After this, Caleotte hurries to the prince and offers him milk of the poppy - it's been a long and painful day for the prince, what with the bumping of the litter and the harassing Sand Snakes. And, much to my surprise, we finally get a mention of the guards. Doran asks Areo how loyal his guards are, and Areo replies that they are loyal. It does feel as if Areo isn't entirely sure how loyal they are; he has to promise Doran he'll behead any of them who refuse his orders. Probably there are quite a few who agree with the Sand Snakes. Following this, Doran orders Areo to capture the three Sand Snakes and confine them, quitely and without attracting attention (this is why he asked about the loyality of his guards; they might side with Nym, Tyene, and Obara); his heart sinking at the prospect, Areo nevertheless will do the deed for his prince. In his head, he thinks that "his princess will mislike this." Finally he asks about a fourth Sand Snake, one Sarella, and we learn that she is not in Dorne; and she is playing a ....game (these hint at Arellas being Sarella, though we haven't yet learned that Doran knows she is in Oldtown, specifically); "All Dorne will howl" when the people learn of this, Doran admits, but he wants it done, in the hope that Tywin Lannister then "might know what a loyal friend he has in Sunspear".
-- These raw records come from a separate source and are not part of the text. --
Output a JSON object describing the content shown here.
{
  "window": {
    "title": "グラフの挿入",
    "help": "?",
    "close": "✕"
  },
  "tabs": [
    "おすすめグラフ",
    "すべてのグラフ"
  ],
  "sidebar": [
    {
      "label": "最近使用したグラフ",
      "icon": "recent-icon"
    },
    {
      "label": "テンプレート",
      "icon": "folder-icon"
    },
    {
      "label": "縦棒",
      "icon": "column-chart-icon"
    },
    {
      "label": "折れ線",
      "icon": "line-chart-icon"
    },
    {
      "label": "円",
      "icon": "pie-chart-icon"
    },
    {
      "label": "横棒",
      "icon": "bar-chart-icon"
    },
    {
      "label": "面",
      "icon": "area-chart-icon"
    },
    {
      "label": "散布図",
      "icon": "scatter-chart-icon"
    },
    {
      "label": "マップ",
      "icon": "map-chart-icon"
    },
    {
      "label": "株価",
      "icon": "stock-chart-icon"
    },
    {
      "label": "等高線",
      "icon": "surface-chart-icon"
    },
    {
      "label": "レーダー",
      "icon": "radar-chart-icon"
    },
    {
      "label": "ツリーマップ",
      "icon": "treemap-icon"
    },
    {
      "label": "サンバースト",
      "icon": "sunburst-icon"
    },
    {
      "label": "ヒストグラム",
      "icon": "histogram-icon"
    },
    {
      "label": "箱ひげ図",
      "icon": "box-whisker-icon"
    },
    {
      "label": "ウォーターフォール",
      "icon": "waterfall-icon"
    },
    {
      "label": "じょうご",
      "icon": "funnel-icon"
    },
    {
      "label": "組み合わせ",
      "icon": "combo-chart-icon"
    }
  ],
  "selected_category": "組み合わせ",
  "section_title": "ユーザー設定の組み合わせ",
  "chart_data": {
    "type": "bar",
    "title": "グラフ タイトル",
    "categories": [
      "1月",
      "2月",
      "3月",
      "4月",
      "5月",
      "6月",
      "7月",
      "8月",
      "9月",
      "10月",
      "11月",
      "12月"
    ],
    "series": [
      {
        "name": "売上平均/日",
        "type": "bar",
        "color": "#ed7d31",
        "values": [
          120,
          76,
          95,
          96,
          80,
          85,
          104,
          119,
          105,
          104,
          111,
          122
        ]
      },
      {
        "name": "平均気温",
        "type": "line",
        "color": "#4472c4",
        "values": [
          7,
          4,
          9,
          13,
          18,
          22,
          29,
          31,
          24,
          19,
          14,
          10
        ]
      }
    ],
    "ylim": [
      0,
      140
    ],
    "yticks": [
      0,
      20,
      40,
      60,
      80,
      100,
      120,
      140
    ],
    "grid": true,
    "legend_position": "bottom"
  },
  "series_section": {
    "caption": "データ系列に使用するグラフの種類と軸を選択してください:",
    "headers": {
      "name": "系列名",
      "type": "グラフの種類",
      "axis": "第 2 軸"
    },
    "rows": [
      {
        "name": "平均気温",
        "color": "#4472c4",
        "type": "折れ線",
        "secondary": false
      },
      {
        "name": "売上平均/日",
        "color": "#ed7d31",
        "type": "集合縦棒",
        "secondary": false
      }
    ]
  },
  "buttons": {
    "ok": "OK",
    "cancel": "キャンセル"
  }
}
This tells us that Doran is playing an entirely different game than the Sand Snakes, and it is, I admit, quite interesting all though it takes Martin a while to get to the point in this chapter. It's not exactly a riveting chapter, but I like it for its use of colors and contrasts; its a moody piece compared to what has come before, and is different in many ways. Martin has thrown us another small host of new characters, and I can only wonder at what Sarella's game is, why she goes about pretending to be a man, and all that. Most likely she's trying to find some valuable information at Oldtown, but for whom? It seems from the text that it isn't Doran who drives her, but her own motivations.
Right! Another chapter done. I promise I'll try to be more frequent than one re-read a month, but it's been incredibly busy of late, and I'm not sure it ends just yet. Today is the day, though, for Game of Thrones' return to the TV screen, and I am excited to see how they adapt, among other things, this very chapter. Look for a review of the episode on one of the coming days.